## Brief
Look for the string "false" in the data below, and copy each line that holds it.

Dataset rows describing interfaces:
__________________________________________________

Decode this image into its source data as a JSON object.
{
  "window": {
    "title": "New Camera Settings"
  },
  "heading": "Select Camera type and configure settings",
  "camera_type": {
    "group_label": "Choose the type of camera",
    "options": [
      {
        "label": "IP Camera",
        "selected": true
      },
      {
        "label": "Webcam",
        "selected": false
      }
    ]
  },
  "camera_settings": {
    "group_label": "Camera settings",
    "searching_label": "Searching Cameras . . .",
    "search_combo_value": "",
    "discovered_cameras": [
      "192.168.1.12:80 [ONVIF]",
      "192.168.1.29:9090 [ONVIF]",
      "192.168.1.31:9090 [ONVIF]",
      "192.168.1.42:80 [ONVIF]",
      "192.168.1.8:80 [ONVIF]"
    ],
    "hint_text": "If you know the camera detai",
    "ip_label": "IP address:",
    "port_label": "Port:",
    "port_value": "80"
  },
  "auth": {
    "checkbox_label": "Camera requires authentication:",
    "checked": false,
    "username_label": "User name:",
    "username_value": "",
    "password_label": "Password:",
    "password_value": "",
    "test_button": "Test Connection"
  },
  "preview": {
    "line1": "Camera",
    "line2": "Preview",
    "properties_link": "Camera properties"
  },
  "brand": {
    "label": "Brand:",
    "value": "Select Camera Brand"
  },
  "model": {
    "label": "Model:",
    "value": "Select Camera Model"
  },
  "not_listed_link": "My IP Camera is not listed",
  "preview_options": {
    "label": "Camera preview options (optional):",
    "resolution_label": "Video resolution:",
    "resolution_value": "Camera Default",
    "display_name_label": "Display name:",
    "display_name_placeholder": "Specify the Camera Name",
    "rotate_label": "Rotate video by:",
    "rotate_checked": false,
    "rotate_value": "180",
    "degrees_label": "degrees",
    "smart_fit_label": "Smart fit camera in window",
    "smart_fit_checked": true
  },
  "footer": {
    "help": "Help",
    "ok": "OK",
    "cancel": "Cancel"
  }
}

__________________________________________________

## Answer to this problem
        "selected": false
    "checked": false,
    "rotate_checked": false,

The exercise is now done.